» Problem to solve: Find the word "summary" in the records and copy every line where it occurs.

» Data for the task:
■ ■ ■ ■ ■ ■ ■
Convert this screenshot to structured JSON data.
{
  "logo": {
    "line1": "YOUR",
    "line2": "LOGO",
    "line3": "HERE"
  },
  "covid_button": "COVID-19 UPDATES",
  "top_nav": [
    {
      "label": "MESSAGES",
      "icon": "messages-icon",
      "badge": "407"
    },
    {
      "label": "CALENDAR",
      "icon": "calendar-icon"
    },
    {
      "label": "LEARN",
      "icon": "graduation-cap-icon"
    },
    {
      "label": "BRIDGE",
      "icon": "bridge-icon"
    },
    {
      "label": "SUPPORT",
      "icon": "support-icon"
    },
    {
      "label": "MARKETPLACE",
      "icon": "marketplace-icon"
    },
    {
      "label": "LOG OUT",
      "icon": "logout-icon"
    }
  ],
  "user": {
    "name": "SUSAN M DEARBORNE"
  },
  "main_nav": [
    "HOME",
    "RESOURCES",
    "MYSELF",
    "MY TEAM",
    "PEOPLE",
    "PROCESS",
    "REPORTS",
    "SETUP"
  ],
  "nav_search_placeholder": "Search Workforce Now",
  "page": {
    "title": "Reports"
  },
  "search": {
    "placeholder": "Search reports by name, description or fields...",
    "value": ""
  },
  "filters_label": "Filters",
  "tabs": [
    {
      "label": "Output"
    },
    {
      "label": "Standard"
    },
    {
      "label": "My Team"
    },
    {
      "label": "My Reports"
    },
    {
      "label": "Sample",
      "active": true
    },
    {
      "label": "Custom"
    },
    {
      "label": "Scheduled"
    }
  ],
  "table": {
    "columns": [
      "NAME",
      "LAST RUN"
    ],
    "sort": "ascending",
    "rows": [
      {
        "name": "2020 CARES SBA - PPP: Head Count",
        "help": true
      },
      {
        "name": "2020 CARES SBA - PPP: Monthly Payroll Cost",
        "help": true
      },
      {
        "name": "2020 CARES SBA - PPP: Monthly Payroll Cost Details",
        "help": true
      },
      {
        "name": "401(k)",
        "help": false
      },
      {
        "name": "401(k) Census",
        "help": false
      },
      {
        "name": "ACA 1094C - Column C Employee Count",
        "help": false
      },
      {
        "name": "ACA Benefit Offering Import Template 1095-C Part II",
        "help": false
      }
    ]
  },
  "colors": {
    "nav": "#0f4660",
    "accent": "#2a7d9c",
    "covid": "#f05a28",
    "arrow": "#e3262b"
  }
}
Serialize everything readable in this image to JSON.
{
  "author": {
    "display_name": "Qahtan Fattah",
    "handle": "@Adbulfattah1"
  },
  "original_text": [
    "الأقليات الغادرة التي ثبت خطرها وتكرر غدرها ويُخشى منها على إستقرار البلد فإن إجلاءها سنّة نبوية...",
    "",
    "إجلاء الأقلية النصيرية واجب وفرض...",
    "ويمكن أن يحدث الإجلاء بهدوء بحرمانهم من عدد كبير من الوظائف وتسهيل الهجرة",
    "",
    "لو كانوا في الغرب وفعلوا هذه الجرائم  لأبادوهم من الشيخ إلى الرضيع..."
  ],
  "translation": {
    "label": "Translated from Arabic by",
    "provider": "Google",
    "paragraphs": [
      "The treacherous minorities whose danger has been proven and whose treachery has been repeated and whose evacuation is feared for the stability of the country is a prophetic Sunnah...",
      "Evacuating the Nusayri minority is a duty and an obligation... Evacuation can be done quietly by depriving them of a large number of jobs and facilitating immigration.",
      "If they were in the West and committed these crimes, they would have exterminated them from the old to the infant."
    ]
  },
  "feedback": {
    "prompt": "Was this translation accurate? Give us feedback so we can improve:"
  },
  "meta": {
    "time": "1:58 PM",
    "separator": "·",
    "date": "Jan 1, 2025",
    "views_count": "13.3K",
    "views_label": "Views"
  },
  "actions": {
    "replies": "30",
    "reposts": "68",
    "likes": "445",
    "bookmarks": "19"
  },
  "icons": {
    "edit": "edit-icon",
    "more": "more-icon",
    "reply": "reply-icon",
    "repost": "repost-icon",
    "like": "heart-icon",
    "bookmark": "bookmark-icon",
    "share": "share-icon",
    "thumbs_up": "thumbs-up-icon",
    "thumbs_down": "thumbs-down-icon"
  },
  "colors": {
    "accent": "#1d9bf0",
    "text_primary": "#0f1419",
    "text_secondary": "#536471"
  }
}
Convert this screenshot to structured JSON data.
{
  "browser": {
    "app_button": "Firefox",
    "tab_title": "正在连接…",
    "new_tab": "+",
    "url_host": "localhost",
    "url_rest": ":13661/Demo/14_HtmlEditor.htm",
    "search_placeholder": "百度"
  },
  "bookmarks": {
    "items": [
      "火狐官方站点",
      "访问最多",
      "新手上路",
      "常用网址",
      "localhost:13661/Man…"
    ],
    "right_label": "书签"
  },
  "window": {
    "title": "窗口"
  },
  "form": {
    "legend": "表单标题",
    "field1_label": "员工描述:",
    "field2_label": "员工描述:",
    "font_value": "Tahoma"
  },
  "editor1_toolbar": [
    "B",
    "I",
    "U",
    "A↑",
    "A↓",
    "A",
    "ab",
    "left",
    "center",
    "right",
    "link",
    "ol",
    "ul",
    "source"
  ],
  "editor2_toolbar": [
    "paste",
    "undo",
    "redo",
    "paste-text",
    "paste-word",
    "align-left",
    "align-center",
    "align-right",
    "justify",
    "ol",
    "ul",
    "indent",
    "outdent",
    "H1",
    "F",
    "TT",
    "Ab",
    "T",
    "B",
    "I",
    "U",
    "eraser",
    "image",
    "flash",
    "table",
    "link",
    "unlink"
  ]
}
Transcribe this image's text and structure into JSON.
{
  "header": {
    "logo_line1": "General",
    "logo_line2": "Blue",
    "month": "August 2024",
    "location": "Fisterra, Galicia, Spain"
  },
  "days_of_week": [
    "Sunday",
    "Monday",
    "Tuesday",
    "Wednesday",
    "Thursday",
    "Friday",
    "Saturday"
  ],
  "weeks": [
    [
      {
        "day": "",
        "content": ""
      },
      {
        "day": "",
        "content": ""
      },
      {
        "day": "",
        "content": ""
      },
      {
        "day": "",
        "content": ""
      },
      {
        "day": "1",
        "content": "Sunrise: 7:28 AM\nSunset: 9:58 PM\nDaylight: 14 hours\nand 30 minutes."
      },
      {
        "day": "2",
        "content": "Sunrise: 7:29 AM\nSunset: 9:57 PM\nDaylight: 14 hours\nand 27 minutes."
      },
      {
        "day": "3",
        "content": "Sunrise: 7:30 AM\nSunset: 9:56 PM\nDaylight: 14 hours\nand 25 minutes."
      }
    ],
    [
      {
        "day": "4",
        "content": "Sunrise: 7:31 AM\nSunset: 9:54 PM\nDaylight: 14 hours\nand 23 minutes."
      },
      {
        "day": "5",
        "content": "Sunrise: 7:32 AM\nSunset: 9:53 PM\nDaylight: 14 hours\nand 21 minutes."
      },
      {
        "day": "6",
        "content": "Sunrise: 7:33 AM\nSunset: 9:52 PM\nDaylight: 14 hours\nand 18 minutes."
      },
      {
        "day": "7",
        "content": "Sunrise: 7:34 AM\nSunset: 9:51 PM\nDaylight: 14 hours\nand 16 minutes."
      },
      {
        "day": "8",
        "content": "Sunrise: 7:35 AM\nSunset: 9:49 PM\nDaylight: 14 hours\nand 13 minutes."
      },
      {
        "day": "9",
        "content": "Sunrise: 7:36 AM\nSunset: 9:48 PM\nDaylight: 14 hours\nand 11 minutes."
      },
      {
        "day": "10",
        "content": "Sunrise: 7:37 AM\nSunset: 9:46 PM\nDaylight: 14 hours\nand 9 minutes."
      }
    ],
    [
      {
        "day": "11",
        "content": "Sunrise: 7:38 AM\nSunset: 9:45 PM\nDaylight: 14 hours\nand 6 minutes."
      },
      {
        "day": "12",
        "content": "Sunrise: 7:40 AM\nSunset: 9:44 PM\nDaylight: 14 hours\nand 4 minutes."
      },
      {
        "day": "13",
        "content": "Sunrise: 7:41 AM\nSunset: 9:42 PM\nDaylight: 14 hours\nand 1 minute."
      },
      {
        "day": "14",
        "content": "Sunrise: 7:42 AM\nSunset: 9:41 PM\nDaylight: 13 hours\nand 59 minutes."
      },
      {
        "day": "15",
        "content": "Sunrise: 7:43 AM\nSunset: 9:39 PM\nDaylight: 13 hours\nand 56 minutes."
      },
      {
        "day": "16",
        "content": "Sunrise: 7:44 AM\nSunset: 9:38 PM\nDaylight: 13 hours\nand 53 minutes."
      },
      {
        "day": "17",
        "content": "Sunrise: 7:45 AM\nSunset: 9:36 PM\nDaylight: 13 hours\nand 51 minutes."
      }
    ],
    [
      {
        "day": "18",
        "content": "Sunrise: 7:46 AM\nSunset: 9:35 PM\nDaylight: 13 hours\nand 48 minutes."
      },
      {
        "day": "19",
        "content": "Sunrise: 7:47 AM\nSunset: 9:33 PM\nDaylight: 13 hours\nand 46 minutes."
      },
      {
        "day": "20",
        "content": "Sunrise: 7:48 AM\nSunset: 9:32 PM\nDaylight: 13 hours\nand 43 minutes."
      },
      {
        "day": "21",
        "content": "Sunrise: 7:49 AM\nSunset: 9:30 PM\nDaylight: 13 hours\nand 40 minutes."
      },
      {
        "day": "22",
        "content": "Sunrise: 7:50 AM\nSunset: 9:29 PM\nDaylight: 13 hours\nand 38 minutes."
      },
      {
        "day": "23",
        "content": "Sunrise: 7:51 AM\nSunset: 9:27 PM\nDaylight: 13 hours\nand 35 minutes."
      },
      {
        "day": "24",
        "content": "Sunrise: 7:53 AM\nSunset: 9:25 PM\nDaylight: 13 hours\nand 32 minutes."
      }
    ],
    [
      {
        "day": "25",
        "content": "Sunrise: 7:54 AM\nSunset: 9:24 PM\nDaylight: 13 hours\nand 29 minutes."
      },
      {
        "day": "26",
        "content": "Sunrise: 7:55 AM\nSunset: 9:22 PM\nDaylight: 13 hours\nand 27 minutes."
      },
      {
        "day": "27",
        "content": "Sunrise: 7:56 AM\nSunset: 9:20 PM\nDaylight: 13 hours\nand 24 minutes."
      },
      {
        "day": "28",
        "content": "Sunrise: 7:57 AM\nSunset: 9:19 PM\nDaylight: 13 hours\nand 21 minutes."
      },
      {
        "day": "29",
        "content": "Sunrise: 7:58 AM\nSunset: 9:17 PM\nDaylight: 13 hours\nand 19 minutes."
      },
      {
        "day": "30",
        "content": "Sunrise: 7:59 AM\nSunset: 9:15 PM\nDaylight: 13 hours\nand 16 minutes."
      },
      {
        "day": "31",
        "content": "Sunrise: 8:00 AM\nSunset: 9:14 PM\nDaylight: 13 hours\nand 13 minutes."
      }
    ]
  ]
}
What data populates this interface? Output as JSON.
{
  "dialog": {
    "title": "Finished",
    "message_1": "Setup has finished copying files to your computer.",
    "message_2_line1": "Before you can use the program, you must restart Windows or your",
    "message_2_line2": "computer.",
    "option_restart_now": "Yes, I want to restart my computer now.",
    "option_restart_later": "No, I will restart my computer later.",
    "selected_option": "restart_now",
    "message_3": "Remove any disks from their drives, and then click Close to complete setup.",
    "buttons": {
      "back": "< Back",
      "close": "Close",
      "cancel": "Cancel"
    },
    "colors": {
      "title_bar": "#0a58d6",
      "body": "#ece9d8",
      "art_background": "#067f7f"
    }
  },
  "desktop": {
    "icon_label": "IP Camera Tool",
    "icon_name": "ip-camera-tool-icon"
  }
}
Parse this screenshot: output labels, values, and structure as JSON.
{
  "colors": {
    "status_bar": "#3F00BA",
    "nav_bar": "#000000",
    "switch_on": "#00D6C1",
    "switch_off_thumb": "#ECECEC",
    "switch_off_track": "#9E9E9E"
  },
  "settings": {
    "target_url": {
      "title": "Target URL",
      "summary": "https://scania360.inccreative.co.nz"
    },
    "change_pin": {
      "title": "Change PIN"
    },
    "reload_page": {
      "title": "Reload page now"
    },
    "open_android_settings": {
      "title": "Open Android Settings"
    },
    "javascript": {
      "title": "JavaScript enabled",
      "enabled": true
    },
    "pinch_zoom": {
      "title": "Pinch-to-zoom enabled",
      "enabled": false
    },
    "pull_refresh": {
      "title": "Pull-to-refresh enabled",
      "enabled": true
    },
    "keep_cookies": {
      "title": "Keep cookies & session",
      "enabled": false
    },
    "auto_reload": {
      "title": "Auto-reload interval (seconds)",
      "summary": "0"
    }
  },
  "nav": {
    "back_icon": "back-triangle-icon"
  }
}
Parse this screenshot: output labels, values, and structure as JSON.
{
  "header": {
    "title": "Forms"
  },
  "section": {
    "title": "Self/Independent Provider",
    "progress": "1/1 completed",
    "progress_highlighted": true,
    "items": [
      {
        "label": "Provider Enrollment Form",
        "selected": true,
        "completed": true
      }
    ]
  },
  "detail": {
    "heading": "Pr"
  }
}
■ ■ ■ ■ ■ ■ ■
» Answer to the problem:
      "summary": "https://scania360.inccreative.co.nz"
      "summary": "0"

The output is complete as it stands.